TASK OBJECTIVE -
A copy is needed of each line in the records that has the word "JSON".
####################
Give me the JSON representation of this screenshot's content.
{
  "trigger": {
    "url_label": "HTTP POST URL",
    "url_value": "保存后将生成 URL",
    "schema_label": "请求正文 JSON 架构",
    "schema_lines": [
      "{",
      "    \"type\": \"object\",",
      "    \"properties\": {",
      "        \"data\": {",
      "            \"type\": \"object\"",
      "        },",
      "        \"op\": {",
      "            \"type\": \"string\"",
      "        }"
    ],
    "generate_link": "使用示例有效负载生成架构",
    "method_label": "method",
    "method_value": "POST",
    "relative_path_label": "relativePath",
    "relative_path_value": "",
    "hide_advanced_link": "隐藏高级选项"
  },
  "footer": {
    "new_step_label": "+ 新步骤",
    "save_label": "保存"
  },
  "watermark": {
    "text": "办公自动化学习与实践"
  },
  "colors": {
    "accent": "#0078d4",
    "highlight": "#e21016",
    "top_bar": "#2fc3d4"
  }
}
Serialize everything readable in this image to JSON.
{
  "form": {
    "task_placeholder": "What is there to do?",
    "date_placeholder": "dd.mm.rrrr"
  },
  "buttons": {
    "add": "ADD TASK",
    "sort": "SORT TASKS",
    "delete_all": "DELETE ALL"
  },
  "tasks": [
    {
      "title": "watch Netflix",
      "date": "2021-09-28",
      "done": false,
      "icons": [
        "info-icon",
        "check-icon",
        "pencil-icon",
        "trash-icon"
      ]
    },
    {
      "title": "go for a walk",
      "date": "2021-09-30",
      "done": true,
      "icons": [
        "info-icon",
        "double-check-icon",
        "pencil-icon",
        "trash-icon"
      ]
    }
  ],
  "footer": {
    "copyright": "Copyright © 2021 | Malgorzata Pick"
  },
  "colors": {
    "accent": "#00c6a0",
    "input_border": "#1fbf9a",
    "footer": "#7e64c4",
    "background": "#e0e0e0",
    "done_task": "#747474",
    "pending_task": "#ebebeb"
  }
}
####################
ANSWER BOX -
Give me the JSON representation of this screenshot's content.
    "schema_label": "请求正文 JSON 架构",
Serialize everything readable in this image to JSON.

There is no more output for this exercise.